For me, the world barely covered two southwest Mississippi counties, but it seemed expansive. Trips to Mamaw’s seemed like an all day chore, even though she lived about 8 miles away. Visiting my father’s family in Brookhaven seemed like driving to another world, and we didn’t have much use to drive to McComb very often, except for the special trip to Winn-Dixie or Rose’s—until the 1975 tornado destroyed them. So we spent most of our time in that little green house near Summit. And it was like heaven for us kids.

We had the pond just across the barbed wire fence, and every rain created a creek that ran into it. We’d sometimes… Read More …

Breaking Comfort

Leave it to a Google+ discussion about American candy imports in the UK to get me thinking about cultural comfort zones, branching out, and embracing the unfamiliar. It seems that his local Tesco now has an endcap dedicated to “quintessential” American imports like peanut butter Snickers, strawberry Fluff, PopTarts, and Butterfinger bars. The prices were quite ridiculous on some items and the selection was, well, strange. He couldn’t understand why such common and random items were imported at all, especially at those prices. I decided it must be because people like to seek out something familiar when in an unfamiliar place, and Americans make… Read More …

Finding Magic

Christmas used to be that one time of year when magic seemed really possible. Every year we’d all pile into our big American-made car for Christmas Eve at Mamaw’s, and on the way home we’d always gaze out the back window, looking at the star-filled sky for some sign of Santa, as we raced home to beat him. After we were too old for that, we’d watch for the equally elusive southern Mississippi snowflake. There was magic to be seen, even if we never saw it.

Christmas meant a twinkling tree, special food, a few unexpected gifts, and Christmas music. That was about it…and it was enough. I don’t remember commercials telling us to give the “gift of asphalt” to our loved ones by getting them a Cadilac. I certainly don’t remember… Read More …

Sticks and Stones…

I’ve always been the type that showed little emotion. I pretended, often quite well, that nothing bothered me. But I was pretending. As much as we’ve all heard the old saying, words can hurt. Words aren’t just empty sounds floating through the air—they have power and meaning that become impressed in our minds and in our souls, sometimes for life.

When I was entering second grade, we moved to the other side of town, away from our friends and to a new school bus route. I became brunt of about 90% of the joking on that new bus—often by high school kids. Yes, I was 7 or 8, and they were 17 and 18. Life certainly isn’t fair, and I never expect it to be. But come on!?

The torment I endured on that bus certainly…
Read More …

Loss of Simple Joys

This picture is very symbolic for what has happened in Mississippi since Katrina roared ashore.

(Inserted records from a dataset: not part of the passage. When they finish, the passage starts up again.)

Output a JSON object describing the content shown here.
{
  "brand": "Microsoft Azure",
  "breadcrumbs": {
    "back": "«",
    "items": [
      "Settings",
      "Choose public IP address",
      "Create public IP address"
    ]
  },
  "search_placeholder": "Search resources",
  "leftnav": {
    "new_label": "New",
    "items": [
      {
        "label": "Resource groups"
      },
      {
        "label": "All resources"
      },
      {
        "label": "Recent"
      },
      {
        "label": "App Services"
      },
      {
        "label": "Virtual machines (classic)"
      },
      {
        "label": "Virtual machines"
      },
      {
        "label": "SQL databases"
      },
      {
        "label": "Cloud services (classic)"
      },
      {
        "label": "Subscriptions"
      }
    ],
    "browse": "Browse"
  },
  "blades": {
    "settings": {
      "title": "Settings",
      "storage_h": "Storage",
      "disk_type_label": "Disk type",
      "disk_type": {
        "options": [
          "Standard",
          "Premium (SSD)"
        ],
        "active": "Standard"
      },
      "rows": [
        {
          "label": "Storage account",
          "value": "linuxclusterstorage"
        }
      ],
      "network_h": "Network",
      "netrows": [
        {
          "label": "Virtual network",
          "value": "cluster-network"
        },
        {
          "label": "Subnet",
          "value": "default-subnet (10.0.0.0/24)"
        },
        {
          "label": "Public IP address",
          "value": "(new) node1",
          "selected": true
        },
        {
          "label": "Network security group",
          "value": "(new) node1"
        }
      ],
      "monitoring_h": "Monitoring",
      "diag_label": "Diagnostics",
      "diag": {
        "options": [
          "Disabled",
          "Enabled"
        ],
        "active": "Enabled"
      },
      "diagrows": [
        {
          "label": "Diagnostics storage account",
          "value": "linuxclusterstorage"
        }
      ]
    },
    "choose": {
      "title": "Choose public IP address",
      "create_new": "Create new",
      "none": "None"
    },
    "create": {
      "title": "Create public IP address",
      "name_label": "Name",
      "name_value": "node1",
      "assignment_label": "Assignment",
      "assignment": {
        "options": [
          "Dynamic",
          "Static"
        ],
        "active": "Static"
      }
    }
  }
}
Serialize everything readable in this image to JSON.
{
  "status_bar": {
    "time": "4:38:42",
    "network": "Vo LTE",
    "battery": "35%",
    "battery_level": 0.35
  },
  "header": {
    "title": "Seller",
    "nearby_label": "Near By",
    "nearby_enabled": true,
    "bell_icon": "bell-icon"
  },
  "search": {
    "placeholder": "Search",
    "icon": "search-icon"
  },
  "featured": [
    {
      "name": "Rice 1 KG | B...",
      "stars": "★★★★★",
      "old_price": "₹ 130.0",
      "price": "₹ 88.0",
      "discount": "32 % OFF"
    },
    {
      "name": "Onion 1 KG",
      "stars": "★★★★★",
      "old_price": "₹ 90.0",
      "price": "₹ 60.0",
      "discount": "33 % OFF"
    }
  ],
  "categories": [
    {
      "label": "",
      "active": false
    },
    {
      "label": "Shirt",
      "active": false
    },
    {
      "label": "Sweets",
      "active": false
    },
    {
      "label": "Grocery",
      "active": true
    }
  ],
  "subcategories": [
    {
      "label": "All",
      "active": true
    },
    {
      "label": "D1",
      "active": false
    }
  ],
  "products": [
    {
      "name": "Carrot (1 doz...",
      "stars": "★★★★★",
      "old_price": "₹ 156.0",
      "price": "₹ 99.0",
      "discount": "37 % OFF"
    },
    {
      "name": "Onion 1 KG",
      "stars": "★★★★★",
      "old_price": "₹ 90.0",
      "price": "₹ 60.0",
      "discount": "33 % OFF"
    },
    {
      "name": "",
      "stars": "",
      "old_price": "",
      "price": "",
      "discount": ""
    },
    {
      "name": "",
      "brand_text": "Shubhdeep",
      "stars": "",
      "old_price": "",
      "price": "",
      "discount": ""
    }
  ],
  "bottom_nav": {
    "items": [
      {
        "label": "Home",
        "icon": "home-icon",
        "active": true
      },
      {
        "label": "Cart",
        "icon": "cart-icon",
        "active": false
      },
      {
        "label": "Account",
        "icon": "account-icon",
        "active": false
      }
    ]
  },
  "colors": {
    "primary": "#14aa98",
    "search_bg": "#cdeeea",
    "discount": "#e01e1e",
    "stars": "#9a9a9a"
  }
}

This is what we always called “rainbow barn” on I-55 north of Brookhaven, and one of the “happy spots” we saw on a regular basis.

I have no idea who owns the barn or land. Through their simple act of adding a bit of joy to the side of their barn, they’ve always been a part of my life… Read More …